kneeling and clutching his hands in anguish. The closest of the group of
treacherous Pharisees who commissioned him is gesturing with his hand and
turning his head in disgust, as he greedily discusses amongst his
conspirators their recent triumph.
Rembrandt's willingness to portray Judas in this manner shows us a not too
common ability to see a traitor as a human being -- a human being who is in
pain and obviously wishing to redeem himself. This is a prime example of an
aspect of inner freedom. A freedom from the one-sidedness of condemnation,
and also the freedom that is offered in the ability to forgive. That
Rembrandt could portray this kind of empathy at such a young age is indeed
> In reading the gospels I clearly felt that Judas was
> set up in a way. Then I came to understand that Satan
> entered in 'after' Jesus okayed for it to be. It was
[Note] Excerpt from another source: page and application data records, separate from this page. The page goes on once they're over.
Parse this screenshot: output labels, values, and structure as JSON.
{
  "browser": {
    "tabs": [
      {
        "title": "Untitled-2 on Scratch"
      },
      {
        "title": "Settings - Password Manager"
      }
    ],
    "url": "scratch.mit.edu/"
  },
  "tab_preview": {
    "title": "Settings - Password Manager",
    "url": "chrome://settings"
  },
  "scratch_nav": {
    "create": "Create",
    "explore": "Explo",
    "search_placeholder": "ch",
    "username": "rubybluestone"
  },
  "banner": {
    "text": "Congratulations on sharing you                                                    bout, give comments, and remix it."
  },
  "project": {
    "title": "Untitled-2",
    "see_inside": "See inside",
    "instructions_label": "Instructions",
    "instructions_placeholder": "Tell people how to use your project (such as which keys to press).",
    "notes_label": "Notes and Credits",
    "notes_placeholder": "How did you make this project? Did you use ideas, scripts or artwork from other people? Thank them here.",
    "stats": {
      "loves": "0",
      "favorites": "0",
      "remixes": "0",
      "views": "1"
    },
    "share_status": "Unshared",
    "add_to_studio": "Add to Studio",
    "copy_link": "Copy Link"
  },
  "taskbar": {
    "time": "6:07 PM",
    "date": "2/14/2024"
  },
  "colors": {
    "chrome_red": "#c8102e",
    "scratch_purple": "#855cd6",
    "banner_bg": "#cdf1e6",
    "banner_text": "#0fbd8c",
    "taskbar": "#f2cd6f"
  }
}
> on Jesus' word that the final leg of the journey began
> and it was with a little push from Jesus as well.
> Reminds me a moment of Job in that he was forsaken but
> this time it is to further the cause of Christ. Again
> I think we also might keep in mind the idea that Judas
> indeed was the greatest warrior of the Jewish
> Maccabbee family that ends the OT.
Wow, I didn't know that. It ads quite the significance when you think of it
> Did you get a chance to check out the page I posted
> regarding the Beloved Disciple. The page with the
> Catholic scholar speaks to an interconnecting idea
> that dates back to the OT. I still haven't
> contemplated that yet but it is pretty interesting.
I'm having so much trouble keeping up lately; could you paste it again for
Truth and Love